Islam is the state religion and it is strictly forbidden to leave Islam. Article 306 of the 1984 Penal Code established that a convert from Islam who does not return to Islam within 3 days of having been identified as an apostate will be condemned to death and his property will be confiscated by the State Treasury.
According to the International Report on Religious Freedom, no non Muslim group has ever been recognized in this country including the Catholic Church that functions openly there.
Despite the religious monopoly of Islam, the Gospel is advancing in miraculous ways such as an imam who presented the Jesus film in his mosque. Many Mauritanians are experiencing dreams and visions. There are about 200 Christians in the country that are spread out among about a dozen different groups. June 23,2009, Christopher Leggett, an American Christian aid worker was confronted outside the technology and language group that he was directing in the capitol city, Nouakchott. His assailants shot him in the head two times. The Maghreb Al-Qaeda branch claimed responsibility in a communiqué which accused the victim of performing "proselytization activities".
Open Doors writes: “Mauritania is proud to be a pure Muslim country, and its laws prohibit conversion to the Christian faith. Harsh government restrictions make it very difficult for Christian missions to operate here. Religious beliefs and practices are strongly restricted by government policies, although the government is weak in enforcing them. Pressure on Muslim-background believers from family, tribe members and local Muslim leaders is very high. The Arab Spring has not yet had an impact but Islam extremism is becoming more influential.The influence of al-Qaeda in the Maghreb is growing and attempting to monitor Christian activity in the country.”
In January 2013, Mauritania occupied 23rd place on the Christian Association Open Doors' persecution index compared to 14th in 2012. Open Doors specializes in defending the oppressed Church and Christians in the world. The World Watch List tallies the 50 countries where faith costs the most. Worldwide,the List reports an overall increase in the persecution of Christians in 2012.

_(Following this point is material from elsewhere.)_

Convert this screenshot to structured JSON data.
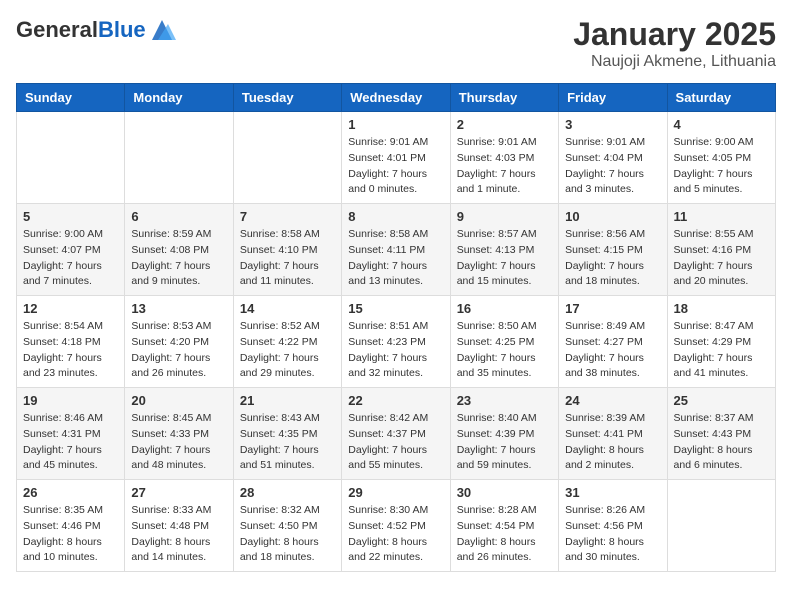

According to Joshua Project (2013), there are .1% evangelicals in Mauritania,however, two other references placed believers as 0.25%.